## 4 items tagged “statistics”

### 2024

In general, the claims about how long people are living mostly don’t stack up. I’ve tracked down 80% of the people aged over 110 in the world (the other 20% are from countries you can’t meaningfully analyse). Of those, almost none have a birth certificate. [...]

Regions where people most often reach 100-110 years old are the ones where there’s the most pressure to commit pension fraud, and they also have the worst records.

**No, Most Books Don’t Sell Only a Dozen Copies**.
I linked to a story the other day about book sales claiming "90 percent of them sold fewer than 2,000 copies and 50 percent sold less than a dozen copies", based on numbers released in the Penguin antitrust lawsuit. It turns out those numbers were interpreted incorrectly.

In this piece from September 2022 Lincoln Michel addresses this and other common misconceptions about book statistics.

Understanding these numbers requires understanding a whole lot of intricacies about how publishing actually works. Here's one illustrative snippet:

"Take the statistic that most published books only sell 99 copies. This seems shocking on its face. But if you dig into it, you’ll notice it was counting one year’s sales of all books that were in BookScan’s system. That’s quite different statistic than saying most books don’t sell 100 copies in total! A book could easily be a bestseller in, say, 1960 and sell only a trickle of copies today."

The top comment on the post comes from Kristen McLean of NPD BookScan, the organization who's numbers were misrepresented is the trial. She wasn't certain how the numbers had been sliced to get that 90% result, but in her own analysis of "frontlist sales for the top 10 publishers by unit volume in the U.S. Trade market" she found that 14.7% sold less than 12 copies and the 51.4% spot was for books selling less than a thousand.

### 2009

**Effective A/B Testing**.
Impressively comprehensive presentation on A/B testing, from theory to practice to statistical analysis of the results.

### 2007

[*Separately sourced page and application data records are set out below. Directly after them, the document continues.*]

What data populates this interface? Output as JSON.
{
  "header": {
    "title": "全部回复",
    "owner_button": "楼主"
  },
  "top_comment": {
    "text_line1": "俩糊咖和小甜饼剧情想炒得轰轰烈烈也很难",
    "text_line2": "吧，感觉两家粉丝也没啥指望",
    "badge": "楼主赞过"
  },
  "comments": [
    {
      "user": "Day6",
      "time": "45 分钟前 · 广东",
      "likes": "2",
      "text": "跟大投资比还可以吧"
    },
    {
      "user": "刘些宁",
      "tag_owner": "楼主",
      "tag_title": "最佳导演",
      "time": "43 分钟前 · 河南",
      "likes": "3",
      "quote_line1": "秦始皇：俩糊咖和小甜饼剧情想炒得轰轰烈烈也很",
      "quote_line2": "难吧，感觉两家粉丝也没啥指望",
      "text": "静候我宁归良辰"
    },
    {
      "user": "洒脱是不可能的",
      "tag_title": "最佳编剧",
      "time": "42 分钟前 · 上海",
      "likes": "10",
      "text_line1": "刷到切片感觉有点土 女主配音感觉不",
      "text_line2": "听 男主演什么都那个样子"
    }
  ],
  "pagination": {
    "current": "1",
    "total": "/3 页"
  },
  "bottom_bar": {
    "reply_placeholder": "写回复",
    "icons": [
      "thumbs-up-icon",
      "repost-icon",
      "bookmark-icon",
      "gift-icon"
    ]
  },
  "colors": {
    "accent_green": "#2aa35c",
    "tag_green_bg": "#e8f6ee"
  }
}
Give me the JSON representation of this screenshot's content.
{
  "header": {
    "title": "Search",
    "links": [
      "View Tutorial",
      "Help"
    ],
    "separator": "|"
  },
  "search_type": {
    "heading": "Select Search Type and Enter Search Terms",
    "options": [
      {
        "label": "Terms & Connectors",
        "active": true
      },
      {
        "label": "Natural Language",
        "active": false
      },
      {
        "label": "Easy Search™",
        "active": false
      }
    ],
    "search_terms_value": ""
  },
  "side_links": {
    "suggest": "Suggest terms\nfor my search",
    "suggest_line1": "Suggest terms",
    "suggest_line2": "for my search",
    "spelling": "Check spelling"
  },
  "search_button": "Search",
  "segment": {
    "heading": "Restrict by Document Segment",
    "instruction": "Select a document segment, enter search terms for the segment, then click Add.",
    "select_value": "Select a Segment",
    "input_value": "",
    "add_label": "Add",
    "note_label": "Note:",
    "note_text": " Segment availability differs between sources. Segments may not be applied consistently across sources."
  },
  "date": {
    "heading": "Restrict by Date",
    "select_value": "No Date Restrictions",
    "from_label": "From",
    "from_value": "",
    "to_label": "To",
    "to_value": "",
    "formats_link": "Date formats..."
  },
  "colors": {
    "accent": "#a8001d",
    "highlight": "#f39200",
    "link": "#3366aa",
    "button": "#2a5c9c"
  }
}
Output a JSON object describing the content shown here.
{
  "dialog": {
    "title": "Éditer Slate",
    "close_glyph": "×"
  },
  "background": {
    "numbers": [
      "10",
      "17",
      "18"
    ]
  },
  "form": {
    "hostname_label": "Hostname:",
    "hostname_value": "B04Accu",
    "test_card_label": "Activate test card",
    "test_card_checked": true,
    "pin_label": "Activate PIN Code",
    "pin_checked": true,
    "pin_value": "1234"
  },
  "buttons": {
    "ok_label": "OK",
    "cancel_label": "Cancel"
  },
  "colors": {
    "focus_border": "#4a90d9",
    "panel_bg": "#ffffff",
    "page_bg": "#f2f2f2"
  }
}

**Cats or Dogs**
(via)
Finds statistically interesting facts based on people answering a sequence of “X or Y” questions. Written in Django by James Tauber in less than four hours.